Exclude the pictures, then restate every entry below exactly.

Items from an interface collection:
==========
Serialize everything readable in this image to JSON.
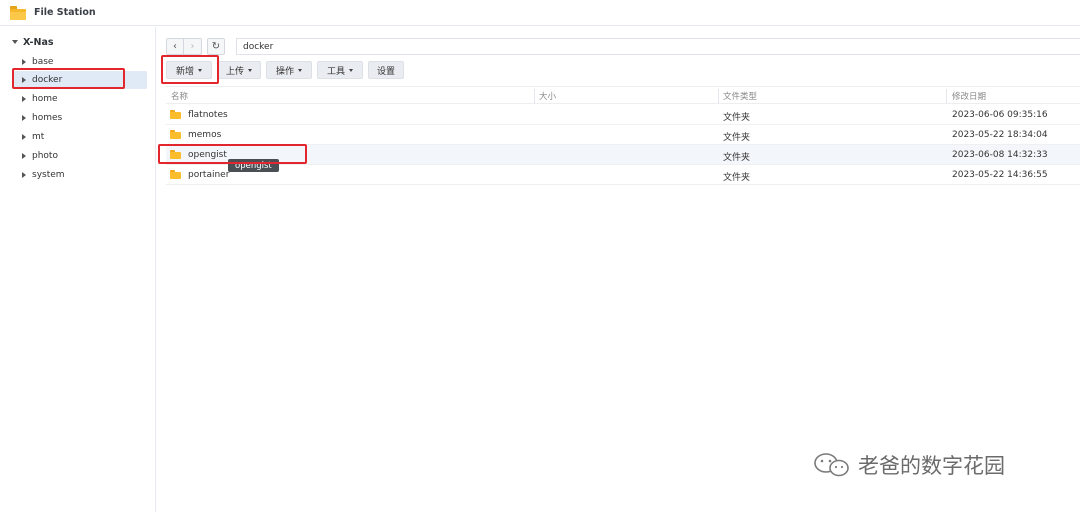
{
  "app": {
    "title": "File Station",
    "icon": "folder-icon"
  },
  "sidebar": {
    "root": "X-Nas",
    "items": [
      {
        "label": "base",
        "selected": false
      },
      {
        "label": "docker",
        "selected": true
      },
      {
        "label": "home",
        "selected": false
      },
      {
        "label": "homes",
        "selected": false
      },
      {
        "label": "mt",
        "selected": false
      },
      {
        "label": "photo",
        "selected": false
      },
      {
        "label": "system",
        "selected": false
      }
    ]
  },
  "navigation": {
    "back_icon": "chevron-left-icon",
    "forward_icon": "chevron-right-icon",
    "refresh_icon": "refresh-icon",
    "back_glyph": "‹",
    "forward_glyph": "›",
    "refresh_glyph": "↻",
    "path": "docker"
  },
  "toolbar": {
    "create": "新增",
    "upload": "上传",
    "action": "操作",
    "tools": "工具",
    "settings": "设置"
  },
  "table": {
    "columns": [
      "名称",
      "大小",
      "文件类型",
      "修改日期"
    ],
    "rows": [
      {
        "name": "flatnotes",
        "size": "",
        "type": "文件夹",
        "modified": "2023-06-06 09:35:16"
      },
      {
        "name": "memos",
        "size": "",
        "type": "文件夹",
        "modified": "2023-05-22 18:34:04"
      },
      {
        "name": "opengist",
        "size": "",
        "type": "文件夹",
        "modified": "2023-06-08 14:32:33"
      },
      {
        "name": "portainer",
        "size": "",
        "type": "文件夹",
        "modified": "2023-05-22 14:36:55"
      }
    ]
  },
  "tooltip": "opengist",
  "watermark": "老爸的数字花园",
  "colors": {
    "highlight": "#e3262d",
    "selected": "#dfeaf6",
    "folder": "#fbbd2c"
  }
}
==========
## ANSWER SPACE:
Serialize everything readable in this image to JSON.
{
  "app": {
    "title": "File Station",
    "icon": "folder-icon"
  },
  "sidebar": {
    "root": "X-Nas",
    "items": [
      {
        "label": "base",
        "selected": false
      },
      {
        "label": "docker",
        "selected": true
      },
      {
        "label": "home",
        "selected": false
      },
      {
        "label": "homes",
        "selected": false
      },
      {
        "label": "mt",
        "selected": false
      },
      {
        "label": "photo",
        "selected": false
      },
      {
        "label": "system",
        "selected": false
      }
    ]
  },
  "navigation": {
    "back_icon": "chevron-left-icon",
    "forward_icon": "chevron-right-icon",
    "refresh_icon": "refresh-icon",
    "back_glyph": "‹",
    "forward_glyph": "›",
    "refresh_glyph": "↻",
    "path": "docker"
  },
  "toolbar": {
    "create": "新增",
    "upload": "上传",
    "action": "操作",
    "tools": "工具",
    "settings": "设置"
  },
  "table": {
    "columns": [
      "名称",
      "大小",
      "文件类型",
      "修改日期"
    ],
    "rows": [
      {
        "name": "flatnotes",
        "size": "",
        "type": "文件夹",
        "modified": "2023-06-06 09:35:16"
      },
      {
        "name": "memos",
        "size": "",
        "type": "文件夹",
        "modified": "2023-05-22 18:34:04"
      },
      {
        "name": "opengist",
        "size": "",
        "type": "文件夹",
        "modified": "2023-06-08 14:32:33"
      },
      {
        "name": "portainer",
        "size": "",
        "type": "文件夹",
        "modified": "2023-05-22 14:36:55"
      }
    ]
  },
  "tooltip": "opengist",
  "watermark": "老爸的数字花园",
  "colors": {
    "highlight": "#e3262d",
    "selected": "#dfeaf6",
    "folder": "#fbbd2c"
  }
}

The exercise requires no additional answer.